**EXERCISE DESCRIPTION**. Scan the entries line by line and return those with "fear".

**RECORD SET**.
===============

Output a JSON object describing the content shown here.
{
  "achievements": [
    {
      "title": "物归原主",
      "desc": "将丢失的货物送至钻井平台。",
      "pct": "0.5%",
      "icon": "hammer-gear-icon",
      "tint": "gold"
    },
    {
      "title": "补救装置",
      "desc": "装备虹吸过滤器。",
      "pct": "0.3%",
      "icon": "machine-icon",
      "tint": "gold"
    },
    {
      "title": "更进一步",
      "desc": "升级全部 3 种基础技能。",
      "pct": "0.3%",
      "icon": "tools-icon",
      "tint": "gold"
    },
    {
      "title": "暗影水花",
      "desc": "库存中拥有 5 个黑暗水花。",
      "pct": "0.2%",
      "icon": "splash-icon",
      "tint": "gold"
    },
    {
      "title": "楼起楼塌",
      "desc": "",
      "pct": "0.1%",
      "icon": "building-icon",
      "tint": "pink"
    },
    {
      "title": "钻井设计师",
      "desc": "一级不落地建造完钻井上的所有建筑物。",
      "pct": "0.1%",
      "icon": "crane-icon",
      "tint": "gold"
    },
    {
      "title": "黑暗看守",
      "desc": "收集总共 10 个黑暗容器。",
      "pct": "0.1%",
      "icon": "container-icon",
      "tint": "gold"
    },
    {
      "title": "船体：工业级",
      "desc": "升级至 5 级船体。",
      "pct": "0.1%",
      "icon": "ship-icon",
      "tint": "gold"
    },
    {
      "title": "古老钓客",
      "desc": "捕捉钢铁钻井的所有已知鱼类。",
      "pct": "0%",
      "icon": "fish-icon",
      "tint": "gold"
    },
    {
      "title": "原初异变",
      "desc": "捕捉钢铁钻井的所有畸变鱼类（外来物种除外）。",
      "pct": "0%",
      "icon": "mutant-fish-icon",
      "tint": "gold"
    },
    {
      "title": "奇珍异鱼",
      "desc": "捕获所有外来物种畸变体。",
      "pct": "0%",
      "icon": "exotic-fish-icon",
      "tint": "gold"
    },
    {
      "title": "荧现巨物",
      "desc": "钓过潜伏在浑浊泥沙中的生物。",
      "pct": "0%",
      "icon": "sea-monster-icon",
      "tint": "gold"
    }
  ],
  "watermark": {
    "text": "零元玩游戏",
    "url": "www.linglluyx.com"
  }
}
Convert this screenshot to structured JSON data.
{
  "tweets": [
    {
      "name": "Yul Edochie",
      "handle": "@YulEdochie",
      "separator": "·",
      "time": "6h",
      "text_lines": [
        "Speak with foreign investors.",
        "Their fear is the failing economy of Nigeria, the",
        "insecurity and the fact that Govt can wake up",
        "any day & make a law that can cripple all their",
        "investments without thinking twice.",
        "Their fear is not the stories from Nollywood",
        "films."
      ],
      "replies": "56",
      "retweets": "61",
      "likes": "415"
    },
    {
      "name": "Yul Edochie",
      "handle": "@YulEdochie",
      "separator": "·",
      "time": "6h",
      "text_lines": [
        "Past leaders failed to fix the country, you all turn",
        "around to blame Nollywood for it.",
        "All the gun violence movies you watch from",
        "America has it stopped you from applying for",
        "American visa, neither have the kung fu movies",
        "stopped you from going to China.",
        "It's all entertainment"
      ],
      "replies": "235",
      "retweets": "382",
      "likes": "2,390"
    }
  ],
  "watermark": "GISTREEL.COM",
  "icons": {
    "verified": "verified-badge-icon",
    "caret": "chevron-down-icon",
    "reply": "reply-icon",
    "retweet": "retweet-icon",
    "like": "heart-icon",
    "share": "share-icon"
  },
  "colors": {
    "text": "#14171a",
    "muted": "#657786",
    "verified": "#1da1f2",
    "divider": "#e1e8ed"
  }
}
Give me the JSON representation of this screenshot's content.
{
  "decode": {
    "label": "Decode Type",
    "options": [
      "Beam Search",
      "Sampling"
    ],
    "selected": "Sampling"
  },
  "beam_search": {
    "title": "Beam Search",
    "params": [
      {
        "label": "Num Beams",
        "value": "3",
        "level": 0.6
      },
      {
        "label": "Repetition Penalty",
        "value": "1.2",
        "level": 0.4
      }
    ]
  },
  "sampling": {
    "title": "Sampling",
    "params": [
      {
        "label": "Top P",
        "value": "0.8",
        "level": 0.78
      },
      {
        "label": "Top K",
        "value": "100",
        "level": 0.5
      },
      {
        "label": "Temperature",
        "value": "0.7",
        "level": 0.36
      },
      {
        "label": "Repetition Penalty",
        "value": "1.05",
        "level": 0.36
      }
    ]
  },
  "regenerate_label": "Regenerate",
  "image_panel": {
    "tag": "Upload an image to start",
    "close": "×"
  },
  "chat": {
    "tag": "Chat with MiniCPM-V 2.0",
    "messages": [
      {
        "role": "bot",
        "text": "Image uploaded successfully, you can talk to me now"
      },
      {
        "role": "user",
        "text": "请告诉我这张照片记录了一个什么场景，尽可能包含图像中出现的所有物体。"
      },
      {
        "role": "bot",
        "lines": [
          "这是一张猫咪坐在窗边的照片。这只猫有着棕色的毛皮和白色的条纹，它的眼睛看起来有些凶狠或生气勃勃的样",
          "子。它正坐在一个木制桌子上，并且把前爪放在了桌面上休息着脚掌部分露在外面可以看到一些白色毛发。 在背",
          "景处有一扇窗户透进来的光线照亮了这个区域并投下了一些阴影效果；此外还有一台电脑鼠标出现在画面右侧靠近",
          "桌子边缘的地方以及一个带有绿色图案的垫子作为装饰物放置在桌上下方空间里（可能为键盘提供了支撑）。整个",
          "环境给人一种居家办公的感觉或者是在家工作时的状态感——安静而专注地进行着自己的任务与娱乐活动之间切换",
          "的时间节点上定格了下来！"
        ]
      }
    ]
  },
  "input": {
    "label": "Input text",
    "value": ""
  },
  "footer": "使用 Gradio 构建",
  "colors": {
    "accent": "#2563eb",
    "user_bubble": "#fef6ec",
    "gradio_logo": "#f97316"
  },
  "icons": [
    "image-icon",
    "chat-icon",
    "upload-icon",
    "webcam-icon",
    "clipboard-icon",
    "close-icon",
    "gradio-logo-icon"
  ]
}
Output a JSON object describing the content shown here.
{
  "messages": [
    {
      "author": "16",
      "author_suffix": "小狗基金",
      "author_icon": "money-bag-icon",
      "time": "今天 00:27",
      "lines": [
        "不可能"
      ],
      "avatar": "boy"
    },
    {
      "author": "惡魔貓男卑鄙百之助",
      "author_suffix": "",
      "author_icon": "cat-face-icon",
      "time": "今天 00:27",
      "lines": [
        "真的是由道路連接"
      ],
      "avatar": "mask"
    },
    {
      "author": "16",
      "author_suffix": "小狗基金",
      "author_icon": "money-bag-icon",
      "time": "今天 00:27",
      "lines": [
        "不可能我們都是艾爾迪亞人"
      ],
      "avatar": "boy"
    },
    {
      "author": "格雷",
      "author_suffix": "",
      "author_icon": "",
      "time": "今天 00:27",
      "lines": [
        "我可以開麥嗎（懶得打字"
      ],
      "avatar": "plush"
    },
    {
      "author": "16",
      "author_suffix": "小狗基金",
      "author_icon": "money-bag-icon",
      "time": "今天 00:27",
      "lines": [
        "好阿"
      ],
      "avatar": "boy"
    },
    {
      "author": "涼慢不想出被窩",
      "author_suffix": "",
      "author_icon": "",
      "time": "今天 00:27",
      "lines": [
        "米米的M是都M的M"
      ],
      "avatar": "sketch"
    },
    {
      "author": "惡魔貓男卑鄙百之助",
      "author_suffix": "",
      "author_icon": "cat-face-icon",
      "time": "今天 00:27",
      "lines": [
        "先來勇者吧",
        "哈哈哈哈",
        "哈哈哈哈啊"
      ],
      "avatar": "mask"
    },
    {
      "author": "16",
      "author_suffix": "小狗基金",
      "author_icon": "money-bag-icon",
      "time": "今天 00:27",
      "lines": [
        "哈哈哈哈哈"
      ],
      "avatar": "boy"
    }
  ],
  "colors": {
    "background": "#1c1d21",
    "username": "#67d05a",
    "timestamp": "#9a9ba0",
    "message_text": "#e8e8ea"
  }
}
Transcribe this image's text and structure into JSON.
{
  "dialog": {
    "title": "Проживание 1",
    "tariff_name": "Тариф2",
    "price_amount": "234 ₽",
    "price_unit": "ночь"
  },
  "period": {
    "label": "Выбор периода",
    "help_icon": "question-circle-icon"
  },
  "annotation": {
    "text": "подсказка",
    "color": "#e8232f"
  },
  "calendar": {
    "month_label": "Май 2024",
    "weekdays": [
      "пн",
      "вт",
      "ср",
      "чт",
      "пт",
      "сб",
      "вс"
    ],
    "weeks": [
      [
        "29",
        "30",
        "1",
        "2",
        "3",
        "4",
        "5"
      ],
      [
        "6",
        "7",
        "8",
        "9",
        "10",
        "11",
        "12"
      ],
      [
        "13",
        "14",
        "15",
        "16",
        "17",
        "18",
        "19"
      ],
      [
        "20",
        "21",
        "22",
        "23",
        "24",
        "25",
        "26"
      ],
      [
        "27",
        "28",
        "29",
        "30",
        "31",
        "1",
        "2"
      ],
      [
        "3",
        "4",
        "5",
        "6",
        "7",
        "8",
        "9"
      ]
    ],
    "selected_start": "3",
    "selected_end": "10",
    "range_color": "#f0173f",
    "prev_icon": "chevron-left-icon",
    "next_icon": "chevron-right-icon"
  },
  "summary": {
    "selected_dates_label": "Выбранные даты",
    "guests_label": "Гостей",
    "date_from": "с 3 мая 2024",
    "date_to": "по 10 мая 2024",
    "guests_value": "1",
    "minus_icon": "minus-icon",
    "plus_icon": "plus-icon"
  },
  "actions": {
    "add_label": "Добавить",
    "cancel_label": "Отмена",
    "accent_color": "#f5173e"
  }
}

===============

**WORKED SOLUTION**.
        "Their fear is the failing economy of Nigeria, the",
        "Their fear is not the stories from Nollywood",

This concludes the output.